    sewing process for the binding. The instructor explains that the thread should be

    around 4 times the length of the book. The Japanese Stab Binding instructional

    illustration is handed out as a guide. The Youtube video: Bookbinding Tutorial:

    How to Japanese Bind (4-Hole) is shown.

    r6c_trSxY The video is used to reinforce the sewing technique and can be

    referred back to as needed during the lesson.

    Once the students understand the technique and all questions are answered they

    may begin. The instructor passes out a Xacto blade and needle to each student.

  • Students have to complete the following tasks to make their sketchbook:

    1. Collect all pages needed for the unit portfolio, (refer to the Sketchbook Checklist

    as a guide). Organize the pages in order of the list on the Sketchbook Checklist.

    2. Cut out two 4.25 x 5.5 pieces of cardboard or cardstock for the cover, and

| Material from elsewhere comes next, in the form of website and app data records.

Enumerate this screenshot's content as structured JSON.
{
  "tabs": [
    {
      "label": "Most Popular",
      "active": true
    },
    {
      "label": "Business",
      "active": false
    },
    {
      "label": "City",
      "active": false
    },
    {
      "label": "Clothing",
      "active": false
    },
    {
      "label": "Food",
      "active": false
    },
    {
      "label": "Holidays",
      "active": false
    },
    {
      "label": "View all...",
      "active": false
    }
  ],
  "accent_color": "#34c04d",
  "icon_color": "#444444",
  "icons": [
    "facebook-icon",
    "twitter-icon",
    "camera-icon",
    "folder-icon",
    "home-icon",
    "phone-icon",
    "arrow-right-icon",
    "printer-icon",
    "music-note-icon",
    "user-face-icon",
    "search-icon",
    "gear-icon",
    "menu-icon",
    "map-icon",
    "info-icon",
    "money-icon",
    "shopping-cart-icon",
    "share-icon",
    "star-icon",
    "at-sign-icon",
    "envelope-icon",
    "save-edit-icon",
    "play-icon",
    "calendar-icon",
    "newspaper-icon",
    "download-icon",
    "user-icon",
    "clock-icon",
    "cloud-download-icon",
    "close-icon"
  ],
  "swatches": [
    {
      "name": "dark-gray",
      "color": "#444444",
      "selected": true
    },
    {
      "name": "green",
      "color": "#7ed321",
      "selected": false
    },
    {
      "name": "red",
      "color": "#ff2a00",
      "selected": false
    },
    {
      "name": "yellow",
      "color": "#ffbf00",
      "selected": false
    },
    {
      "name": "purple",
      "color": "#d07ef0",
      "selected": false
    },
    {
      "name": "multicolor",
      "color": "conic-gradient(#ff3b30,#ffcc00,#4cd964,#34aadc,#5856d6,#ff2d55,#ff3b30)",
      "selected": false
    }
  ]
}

    any additional blank pages to be included in the book.

    3. Glue the handmade paper to the cardboard or cardstock for the cover.

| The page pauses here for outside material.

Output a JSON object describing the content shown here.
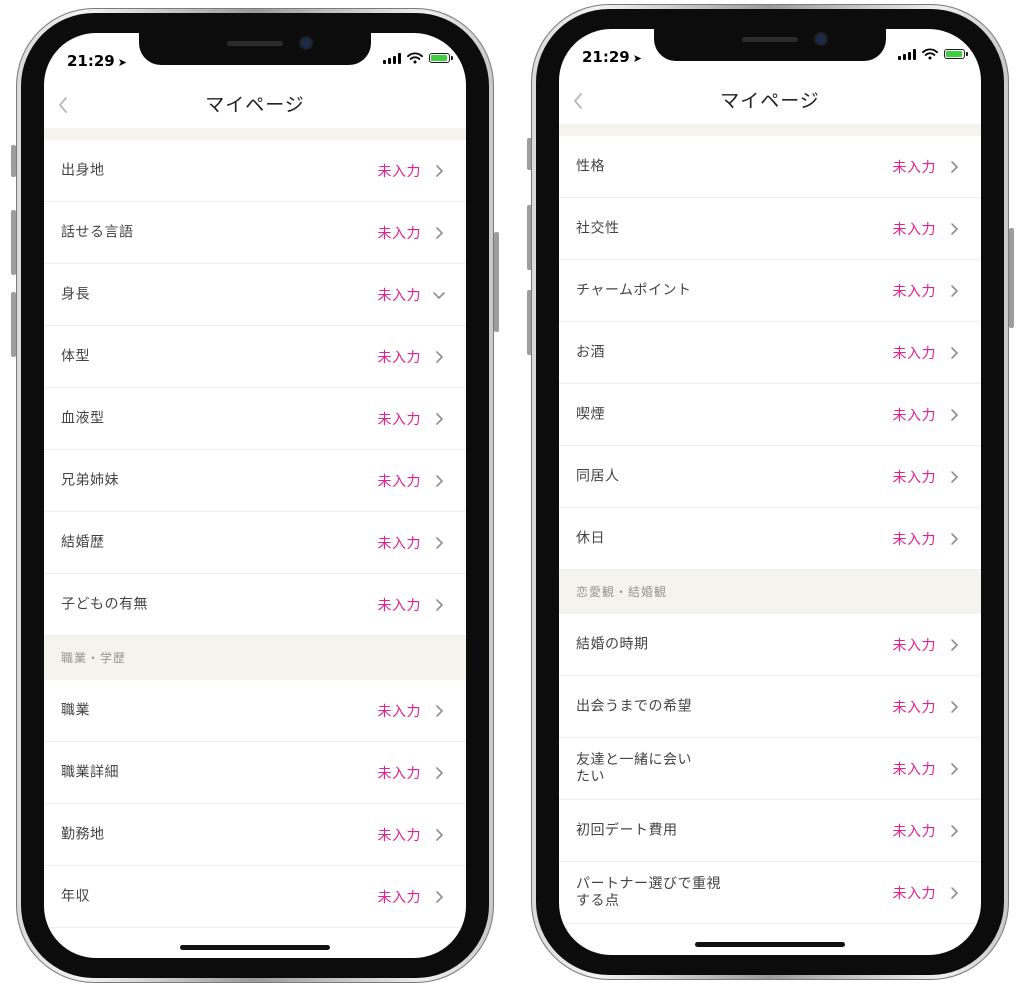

    4. Make a template from a 1 x 4.25piece of paper folded in half three times,

    with marks made on every other fold.

    5. Line the template up on the left side of the book and mark and punch all pages

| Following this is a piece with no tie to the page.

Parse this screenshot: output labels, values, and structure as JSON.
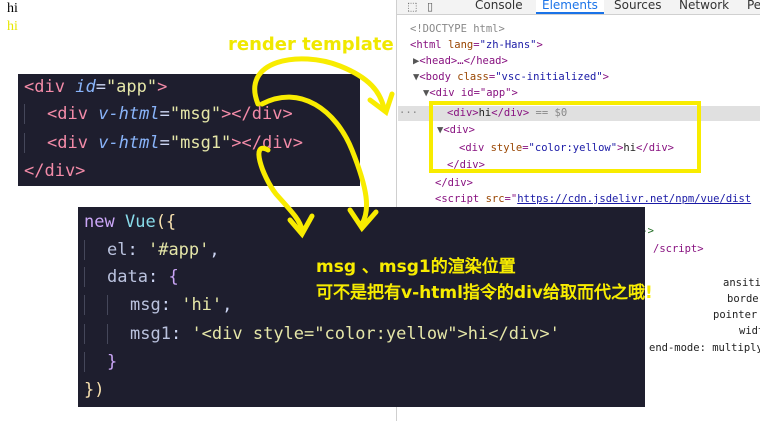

    according to the template.

    6. Cut a piece of waxed thread 4 times the length of the pages, thread the needle,

    and start from the second hole in, leaving a 4 tail in the center of the book.

    7. Following the sewing steps from either the worksheet or the video, (but be

    consistent, because they each have a different starting point).

    8. Bring your last stitch back to where the beginning of the thread was

    sandwiched between the pages of the book and tie the two ends together.

  • Clean up: The last 5 minutes of class are reserved for clean up. Students put all

    scrap paper into the recycling. Scraps of thread are collected and thrown away.

    The instructor collects the Xacto blades and needles to ensure they all return

  • safely. Completed sketchbooks are left on the students class shelves to be


    Modifications: Sketchbooks can be made from alternative and pre-prepared

    materials depending on availability of materials and skill-level of students.

    Sketchbooks made with store-bought paper with pre-punched holes make this

    project easier. A quicker two-hole stab-bind is an option for students who take

    longer to sew the pages. A paper punch with thick paper and yarn and a plastic

    needle is a visually clear method of explaining the sewing technique. Students

    who complete the lesson early can choose to work in their new sketchbook, (a

    good time to make sure journal entries are complete), or research alternative stab

    binding techniques to try. There are many more complicated stab-binding

    techniques, which are quite beautiful.

  • Assessments: Students will receive a summative evaluation for the unit based on

    the art and journal entries contained in the stab-bound sketchbook. The

    following artifacts from the unit must be contained in the sketchbook-portfolio:

    From Recycled Papermaking:

    1. Feature a handmade paper cover on the stab-bound sketchbook.

    Answer the questions:

    2. What was your handmade paper made from?

    3. What are the essential steps in papermaking?

    4. How does this method of papermaking compare to the ancient Chinese


    From Personal Paintbrushes:

    1. Draw a sketch of your paintbrush and label the materials used in its


    2. Create a small abstract painting using your handmade paintbrush, or cut out a

    favorite piece from a practice sheet to include in your journal.

    3. Answer the question: How did your paintings differ with the music from

    different cultures? Use as many pieces of paper as needed.

  • From Personal Pigments:

    1. Collect all recipe cards, (You should have a minimum of three), and collection


    Answer the questions:

    2. Which color do you think was most successful, and how did you make it?

    Why do you think that color worked well?

    3. Which color was least successful, and how did you make it?

    Why dont you think the pigment material and medium worked well?

    4. Would you ever attempt to recreate any natural paints for a future art project?

    Students receive the above handout and a copy of the grading ru